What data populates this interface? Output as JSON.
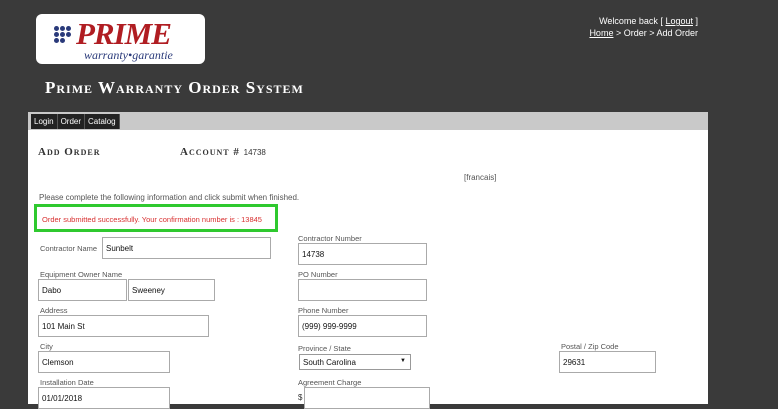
{
  "logo": {
    "title": "PRIME",
    "subtitle": "warranty•garantie"
  },
  "header": {
    "welcome_prefix": "Welcome back [",
    "logout": "Logout",
    "welcome_suffix": "]",
    "breadcrumb_home": "Home",
    "breadcrumb_rest": " > Order > Add Order",
    "site_title": "Prime Warranty Order System"
  },
  "menu": [
    "Login",
    "Order",
    "Catalog"
  ],
  "page": {
    "heading": "Add Order",
    "account_label": "Account #",
    "account_number": "14738",
    "language_link": "[francais]",
    "instructions": "Please complete the following information and click submit when finished.",
    "success_message": "Order submitted successfully. Your confirmation number is : 13845"
  },
  "form": {
    "contractor_name": {
      "label": "Contractor Name",
      "value": "Sunbelt"
    },
    "contractor_number": {
      "label": "Contractor Number",
      "value": "14738"
    },
    "equipment_owner": {
      "label": "Equipment Owner Name",
      "first": "Dabo",
      "last": "Sweeney"
    },
    "po_number": {
      "label": "PO Number",
      "value": ""
    },
    "address": {
      "label": "Address",
      "value": "101 Main St"
    },
    "phone": {
      "label": "Phone Number",
      "value": "(999) 999-9999"
    },
    "city": {
      "label": "City",
      "value": "Clemson"
    },
    "province": {
      "label": "Province / State",
      "value": "South Carolina"
    },
    "postal": {
      "label": "Postal / Zip Code",
      "value": "29631"
    },
    "installation_date": {
      "label": "Installation Date",
      "value": "01/01/2018"
    },
    "agreement_charge": {
      "label": "Agreement Charge",
      "currency": "$",
      "value": ""
    }
  }
}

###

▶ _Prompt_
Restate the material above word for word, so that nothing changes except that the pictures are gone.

▶ _Solution to the exercise_
What data populates this interface? Output as JSON.
{
  "logo": {
    "title": "PRIME",
    "subtitle": "warranty•garantie"
  },
  "header": {
    "welcome_prefix": "Welcome back [",
    "logout": "Logout",
    "welcome_suffix": "]",
    "breadcrumb_home": "Home",
    "breadcrumb_rest": " > Order > Add Order",
    "site_title": "Prime Warranty Order System"
  },
  "menu": [
    "Login",
    "Order",
    "Catalog"
  ],
  "page": {
    "heading": "Add Order",
    "account_label": "Account #",
    "account_number": "14738",
    "language_link": "[francais]",
    "instructions": "Please complete the following information and click submit when finished.",
    "success_message": "Order submitted successfully. Your confirmation number is : 13845"
  },
  "form": {
    "contractor_name": {
      "label": "Contractor Name",
      "value": "Sunbelt"
    },
    "contractor_number": {
      "label": "Contractor Number",
      "value": "14738"
    },
    "equipment_owner": {
      "label": "Equipment Owner Name",
      "first": "Dabo",
      "last": "Sweeney"
    },
    "po_number": {
      "label": "PO Number",
      "value": ""
    },
    "address": {
      "label": "Address",
      "value": "101 Main St"
    },
    "phone": {
      "label": "Phone Number",
      "value": "(999) 999-9999"
    },
    "city": {
      "label": "City",
      "value": "Clemson"
    },
    "province": {
      "label": "Province / State",
      "value": "South Carolina"
    },
    "postal": {
      "label": "Postal / Zip Code",
      "value": "29631"
    },
    "installation_date": {
      "label": "Installation Date",
      "value": "01/01/2018"
    },
    "agreement_charge": {
      "label": "Agreement Charge",
      "currency": "$",
      "value": ""
    }
  }
}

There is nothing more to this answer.